__DESCRIPTION OF THE TASK__:
Work through the material below and count the lines holding the word "glyph"; give that count and nothing more.
==================================================
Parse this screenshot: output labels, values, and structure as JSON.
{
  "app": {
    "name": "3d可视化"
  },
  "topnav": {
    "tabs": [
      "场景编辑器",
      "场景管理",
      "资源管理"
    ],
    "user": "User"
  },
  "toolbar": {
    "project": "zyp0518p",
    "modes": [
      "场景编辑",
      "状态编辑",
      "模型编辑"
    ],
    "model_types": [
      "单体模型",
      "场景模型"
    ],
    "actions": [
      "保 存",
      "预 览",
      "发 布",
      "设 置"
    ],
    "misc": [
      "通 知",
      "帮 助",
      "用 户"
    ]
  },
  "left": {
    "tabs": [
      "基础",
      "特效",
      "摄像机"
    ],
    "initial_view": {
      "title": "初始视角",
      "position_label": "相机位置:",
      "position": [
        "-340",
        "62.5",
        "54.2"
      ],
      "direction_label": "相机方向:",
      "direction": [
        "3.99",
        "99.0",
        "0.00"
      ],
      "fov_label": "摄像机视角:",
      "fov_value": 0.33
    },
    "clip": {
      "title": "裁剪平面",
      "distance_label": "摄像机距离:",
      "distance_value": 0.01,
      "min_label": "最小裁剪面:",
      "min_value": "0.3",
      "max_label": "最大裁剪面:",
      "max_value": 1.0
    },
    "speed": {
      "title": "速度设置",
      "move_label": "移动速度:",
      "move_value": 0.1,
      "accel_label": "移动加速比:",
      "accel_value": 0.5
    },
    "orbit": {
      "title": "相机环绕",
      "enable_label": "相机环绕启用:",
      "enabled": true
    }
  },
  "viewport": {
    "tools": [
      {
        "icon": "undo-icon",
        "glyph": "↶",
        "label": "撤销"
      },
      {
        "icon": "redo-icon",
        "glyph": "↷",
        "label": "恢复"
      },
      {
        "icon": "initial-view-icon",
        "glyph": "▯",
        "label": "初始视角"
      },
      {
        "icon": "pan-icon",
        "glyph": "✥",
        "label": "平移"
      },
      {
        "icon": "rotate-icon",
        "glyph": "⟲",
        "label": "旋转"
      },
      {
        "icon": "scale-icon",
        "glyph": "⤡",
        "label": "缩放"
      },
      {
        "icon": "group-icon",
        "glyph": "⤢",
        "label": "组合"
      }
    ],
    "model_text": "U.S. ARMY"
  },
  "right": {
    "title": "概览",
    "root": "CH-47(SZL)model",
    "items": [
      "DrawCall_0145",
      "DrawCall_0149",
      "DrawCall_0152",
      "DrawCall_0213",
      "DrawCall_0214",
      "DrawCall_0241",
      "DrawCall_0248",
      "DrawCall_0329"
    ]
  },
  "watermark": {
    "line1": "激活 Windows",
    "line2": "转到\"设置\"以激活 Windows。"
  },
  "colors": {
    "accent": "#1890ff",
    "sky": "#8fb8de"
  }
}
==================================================
__SOLVED EXERCISE__:
7